### WORK TO COMPLETE
Report how many lines below include the string "icon". Please keep the reply to that number.

### TASK MATERIAL

....

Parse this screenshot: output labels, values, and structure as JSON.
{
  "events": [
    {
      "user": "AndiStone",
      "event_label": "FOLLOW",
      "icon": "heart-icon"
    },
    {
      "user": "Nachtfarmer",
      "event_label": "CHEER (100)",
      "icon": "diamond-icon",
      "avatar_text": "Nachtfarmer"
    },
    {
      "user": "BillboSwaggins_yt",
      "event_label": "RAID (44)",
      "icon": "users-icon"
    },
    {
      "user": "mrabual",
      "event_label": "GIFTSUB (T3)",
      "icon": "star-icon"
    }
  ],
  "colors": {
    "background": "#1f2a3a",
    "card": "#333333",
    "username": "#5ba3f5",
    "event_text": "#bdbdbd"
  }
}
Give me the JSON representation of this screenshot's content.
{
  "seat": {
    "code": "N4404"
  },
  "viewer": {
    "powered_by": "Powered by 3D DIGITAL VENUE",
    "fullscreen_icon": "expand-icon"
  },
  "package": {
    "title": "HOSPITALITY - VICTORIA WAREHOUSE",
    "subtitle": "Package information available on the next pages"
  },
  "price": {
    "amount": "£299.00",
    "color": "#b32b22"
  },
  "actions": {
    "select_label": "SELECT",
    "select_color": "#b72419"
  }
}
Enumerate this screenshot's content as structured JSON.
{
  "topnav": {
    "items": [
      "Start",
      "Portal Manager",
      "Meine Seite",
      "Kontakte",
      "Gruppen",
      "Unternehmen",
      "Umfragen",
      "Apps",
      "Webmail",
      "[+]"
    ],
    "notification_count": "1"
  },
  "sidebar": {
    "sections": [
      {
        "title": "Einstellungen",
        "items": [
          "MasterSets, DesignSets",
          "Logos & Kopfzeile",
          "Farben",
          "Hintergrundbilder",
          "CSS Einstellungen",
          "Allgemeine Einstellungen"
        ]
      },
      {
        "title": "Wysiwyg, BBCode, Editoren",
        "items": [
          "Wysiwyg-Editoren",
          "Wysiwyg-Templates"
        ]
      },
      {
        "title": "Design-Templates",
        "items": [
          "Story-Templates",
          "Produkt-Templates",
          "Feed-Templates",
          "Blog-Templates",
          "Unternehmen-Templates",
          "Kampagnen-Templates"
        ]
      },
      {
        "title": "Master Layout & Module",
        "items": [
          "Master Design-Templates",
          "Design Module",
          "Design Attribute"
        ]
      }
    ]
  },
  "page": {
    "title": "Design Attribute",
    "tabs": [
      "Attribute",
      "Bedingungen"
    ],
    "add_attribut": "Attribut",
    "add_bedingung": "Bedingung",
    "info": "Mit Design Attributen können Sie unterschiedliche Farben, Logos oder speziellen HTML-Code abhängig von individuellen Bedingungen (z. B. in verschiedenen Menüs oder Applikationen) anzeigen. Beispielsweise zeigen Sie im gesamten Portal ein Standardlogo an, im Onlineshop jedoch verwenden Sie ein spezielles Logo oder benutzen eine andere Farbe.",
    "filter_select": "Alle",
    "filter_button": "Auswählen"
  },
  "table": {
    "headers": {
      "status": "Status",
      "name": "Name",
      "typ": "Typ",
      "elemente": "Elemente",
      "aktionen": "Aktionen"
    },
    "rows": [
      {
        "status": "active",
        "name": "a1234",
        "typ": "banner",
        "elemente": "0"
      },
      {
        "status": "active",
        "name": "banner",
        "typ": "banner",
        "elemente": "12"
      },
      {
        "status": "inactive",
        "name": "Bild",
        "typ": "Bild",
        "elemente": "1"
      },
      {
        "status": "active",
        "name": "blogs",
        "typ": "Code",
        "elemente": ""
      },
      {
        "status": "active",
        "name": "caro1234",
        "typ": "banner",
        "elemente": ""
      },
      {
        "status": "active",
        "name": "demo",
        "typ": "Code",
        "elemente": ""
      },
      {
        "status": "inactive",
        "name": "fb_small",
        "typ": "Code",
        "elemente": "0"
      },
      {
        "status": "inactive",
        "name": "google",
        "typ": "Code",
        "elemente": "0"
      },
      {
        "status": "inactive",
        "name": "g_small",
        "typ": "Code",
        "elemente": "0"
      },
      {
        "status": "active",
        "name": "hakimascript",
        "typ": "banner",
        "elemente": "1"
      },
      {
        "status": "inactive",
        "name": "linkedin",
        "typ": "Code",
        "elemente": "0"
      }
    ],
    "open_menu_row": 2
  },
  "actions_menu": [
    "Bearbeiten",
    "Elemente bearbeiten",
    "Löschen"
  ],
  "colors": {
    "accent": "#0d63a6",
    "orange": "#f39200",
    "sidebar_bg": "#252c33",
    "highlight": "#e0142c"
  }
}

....

### ANSWER
5